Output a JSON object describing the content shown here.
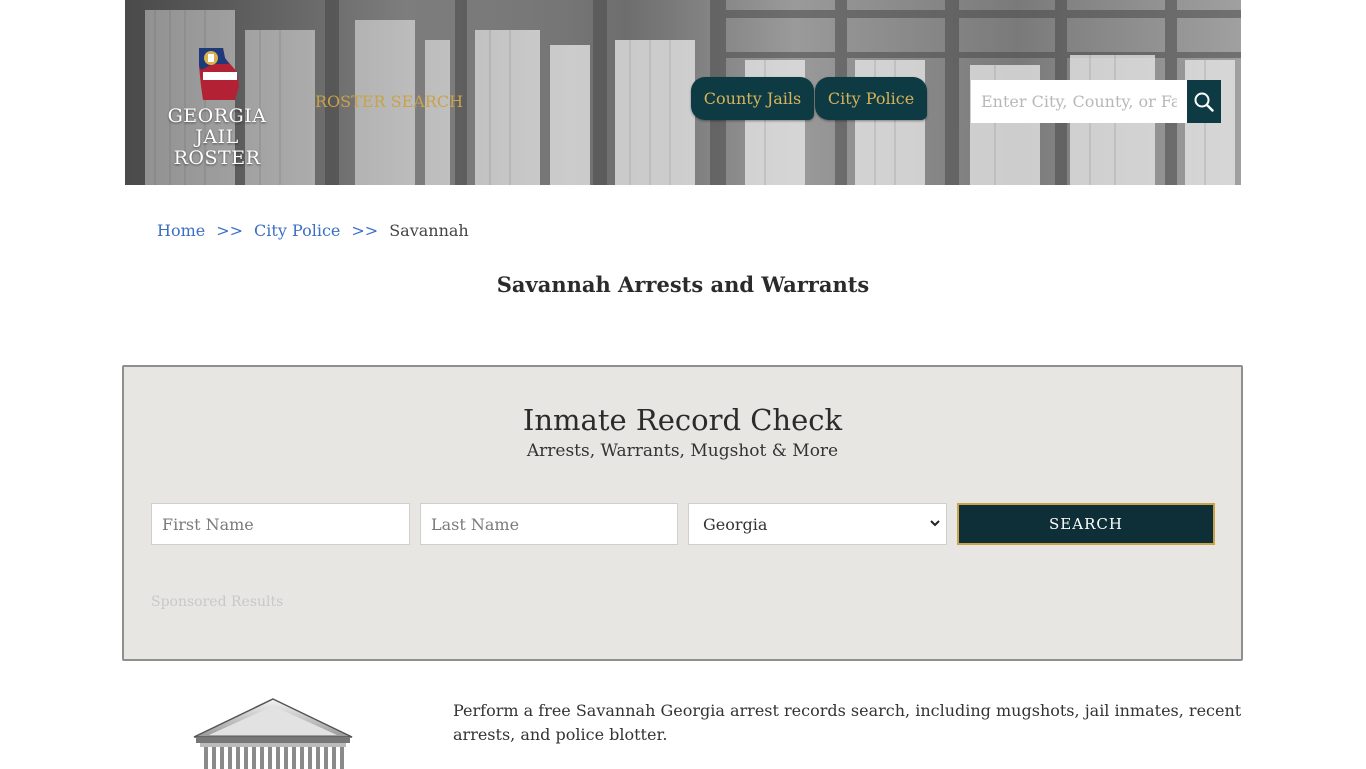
{
  "header": {
    "logo_line1": "GEORGIA",
    "logo_line2": "JAIL ROSTER",
    "roster_search_label": "ROSTER SEARCH",
    "nav_tabs": [
      {
        "label": "County Jails"
      },
      {
        "label": "City Police"
      }
    ],
    "search": {
      "placeholder": "Enter City, County, or Facility",
      "value": ""
    }
  },
  "breadcrumb": {
    "items": [
      {
        "label": "Home"
      },
      {
        "label": "City Police"
      }
    ],
    "separator": ">>",
    "current": "Savannah"
  },
  "page_title": "Savannah Arrests and Warrants",
  "record_check": {
    "title": "Inmate Record Check",
    "subtitle": "Arrests, Warrants, Mugshot & More",
    "first_name_placeholder": "First Name",
    "last_name_placeholder": "Last Name",
    "state_selected": "Georgia",
    "submit_label": "SEARCH",
    "sponsored_label": "Sponsored Results"
  },
  "intro_text": "Perform a free Savannah Georgia arrest records search, including mugshots, jail inmates, recent arrests, and police blotter.",
  "colors": {
    "accent_dark": "#0e3b43",
    "accent_gold": "#c9a24a",
    "link": "#3a6fc4",
    "panel_bg": "#e7e6e2"
  },
  "icons": [
    "georgia-map-logo-icon",
    "search-icon",
    "chevron-down-icon",
    "courthouse-icon"
  ]
}
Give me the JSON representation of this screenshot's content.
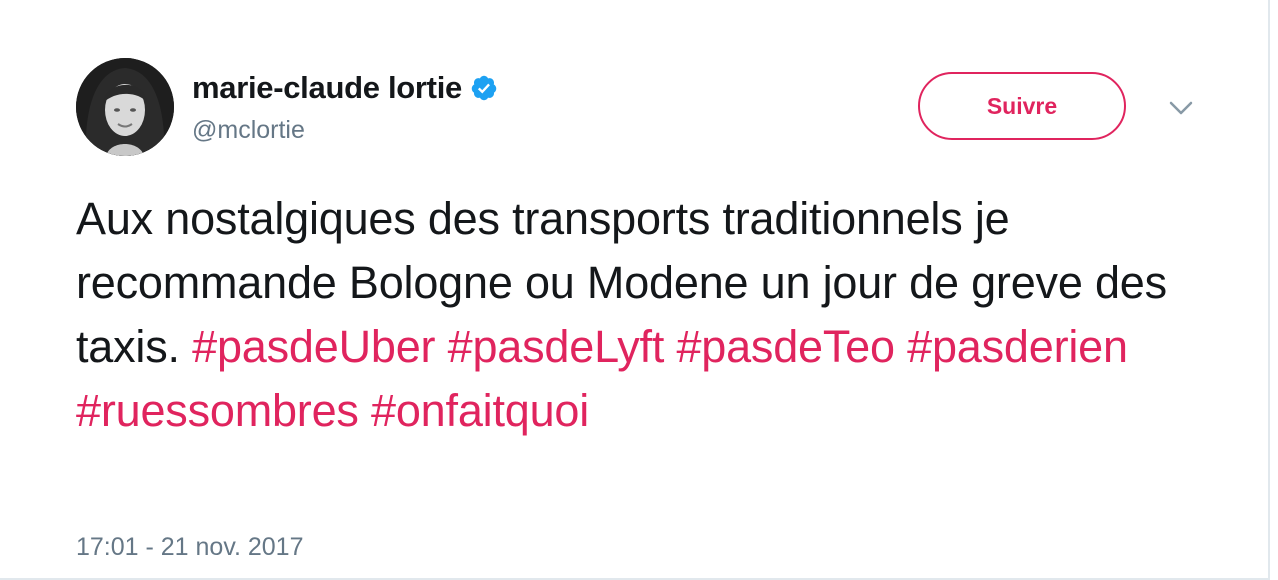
{
  "author": {
    "display_name": "marie-claude lortie",
    "handle": "@mclortie",
    "verified_icon": "verified-badge-icon",
    "avatar_icon": "profile-photo"
  },
  "actions": {
    "follow_label": "Suivre",
    "more_icon": "chevron-down-icon"
  },
  "tweet": {
    "text_plain": "Aux nostalgiques des transports traditionnels je recommande Bologne ou Modene un jour de greve des taxis.",
    "hashtags": [
      "#pasdeUber",
      "#pasdeLyft",
      "#pasdeTeo",
      "#pasderien",
      "#ruessombres",
      "#onfaitquoi"
    ],
    "timestamp": "17:01 - 21 nov. 2017"
  },
  "colors": {
    "accent": "#e0245e",
    "verified": "#1da1f2",
    "text": "#14171a",
    "secondary": "#657786"
  }
}
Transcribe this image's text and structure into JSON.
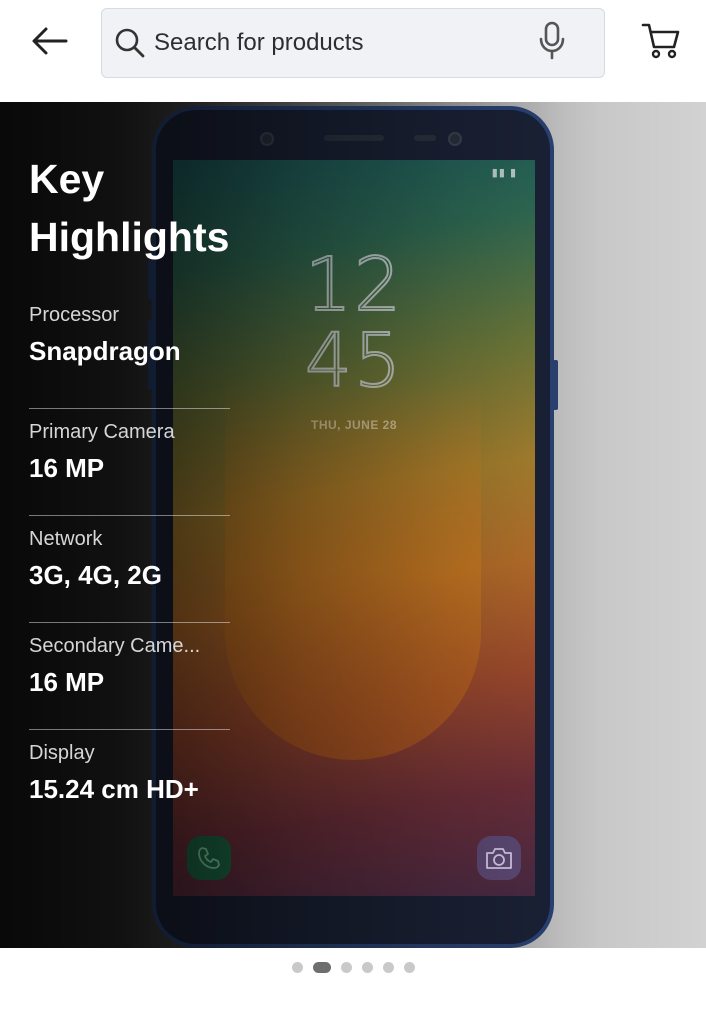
{
  "header": {
    "back_icon": "arrow-left-icon",
    "search": {
      "placeholder": "Search for products",
      "icon": "search-icon",
      "mic_icon": "microphone-icon"
    },
    "cart_icon": "shopping-cart-icon"
  },
  "product_image": {
    "lock_screen": {
      "hours": "12",
      "minutes": "45",
      "date": "THU, JUNE 28"
    },
    "app_icons": [
      "phone-icon",
      "camera-icon"
    ]
  },
  "key_highlights": {
    "title": "Key Highlights",
    "items": [
      {
        "label": "Processor",
        "value": "Snapdragon"
      },
      {
        "label": "Primary Camera",
        "value": "16 MP"
      },
      {
        "label": "Network",
        "value": "3G, 4G, 2G"
      },
      {
        "label": "Secondary Came...",
        "value": "16 MP"
      },
      {
        "label": "Display",
        "value": "15.24 cm HD+"
      }
    ]
  },
  "carousel": {
    "total": 6,
    "active_index": 1
  },
  "colors": {
    "phone_frame": "#2b4272",
    "accent_dot": "#6e6e6e",
    "search_bg": "#f0f2f5"
  }
}
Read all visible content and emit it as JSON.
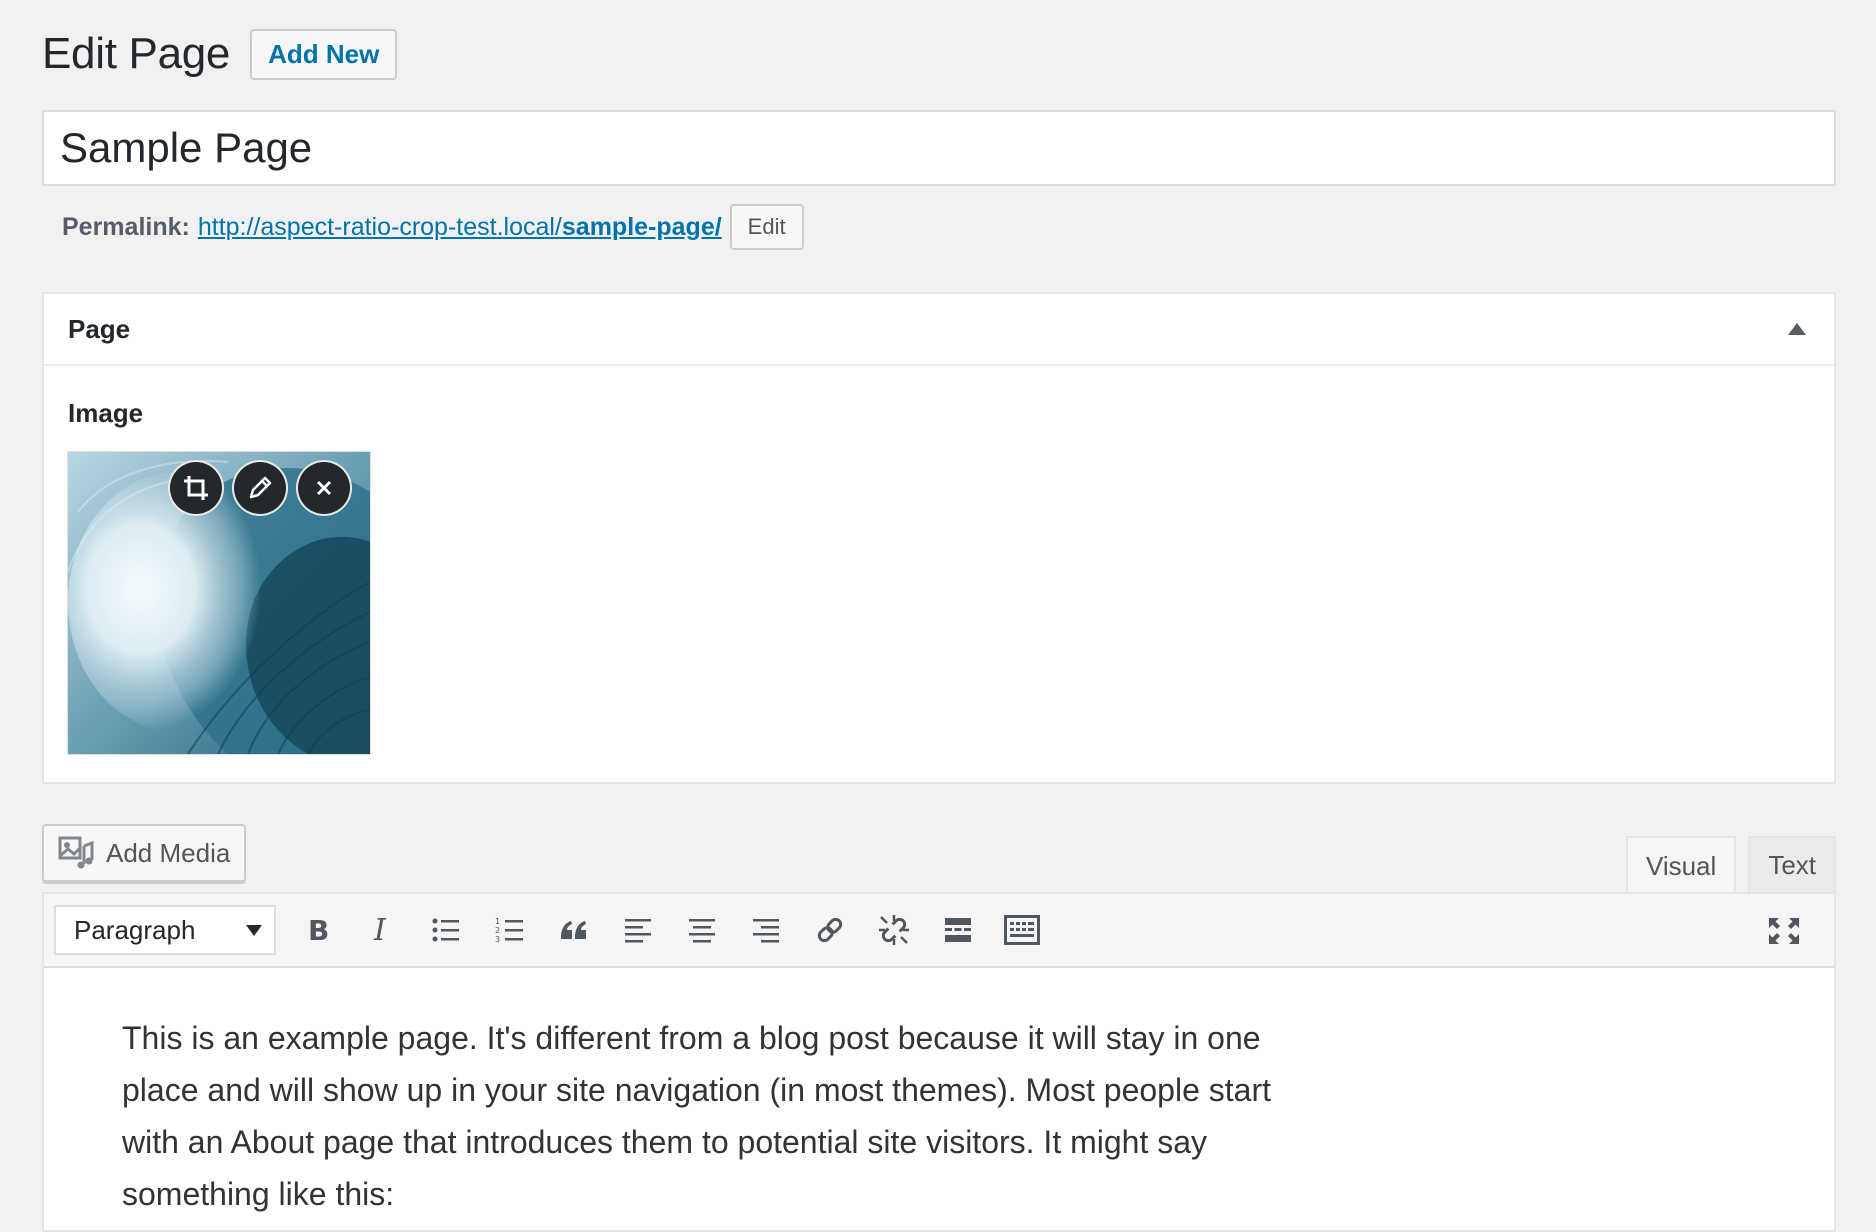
{
  "header": {
    "title": "Edit Page",
    "add_new_label": "Add New"
  },
  "post": {
    "title": "Sample Page"
  },
  "permalink": {
    "label": "Permalink:",
    "url_base": "http://aspect-ratio-crop-test.local/",
    "slug": "sample-page/",
    "edit_label": "Edit"
  },
  "metabox": {
    "title": "Page",
    "field_label": "Image",
    "image_actions": [
      "crop-icon",
      "pencil-icon",
      "close-icon"
    ]
  },
  "editor": {
    "add_media_label": "Add Media",
    "tabs": [
      {
        "label": "Visual",
        "active": true
      },
      {
        "label": "Text",
        "active": false
      }
    ],
    "format_select": "Paragraph",
    "toolbar_icons": [
      "bold-icon",
      "italic-icon",
      "bullet-list-icon",
      "numbered-list-icon",
      "blockquote-icon",
      "align-left-icon",
      "align-center-icon",
      "align-right-icon",
      "link-icon",
      "unlink-icon",
      "read-more-icon",
      "toolbar-toggle-icon",
      "fullscreen-icon"
    ],
    "content": "This is an example page. It's different from a blog post because it will stay in one place and will show up in your site navigation (in most themes). Most people start with an About page that introduces them to potential site visitors. It might say something like this:"
  },
  "colors": {
    "link": "#0073aa",
    "background": "#f1f1f1",
    "text": "#23282d"
  }
}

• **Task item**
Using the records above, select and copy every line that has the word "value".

• **Task answer**
      "value": ""
        "value": "Snapdragon"
        "value": "16 MP"
        "value": "3G, 4G, 2G"
        "value": "16 MP"
        "value": "15.24 cm HD+"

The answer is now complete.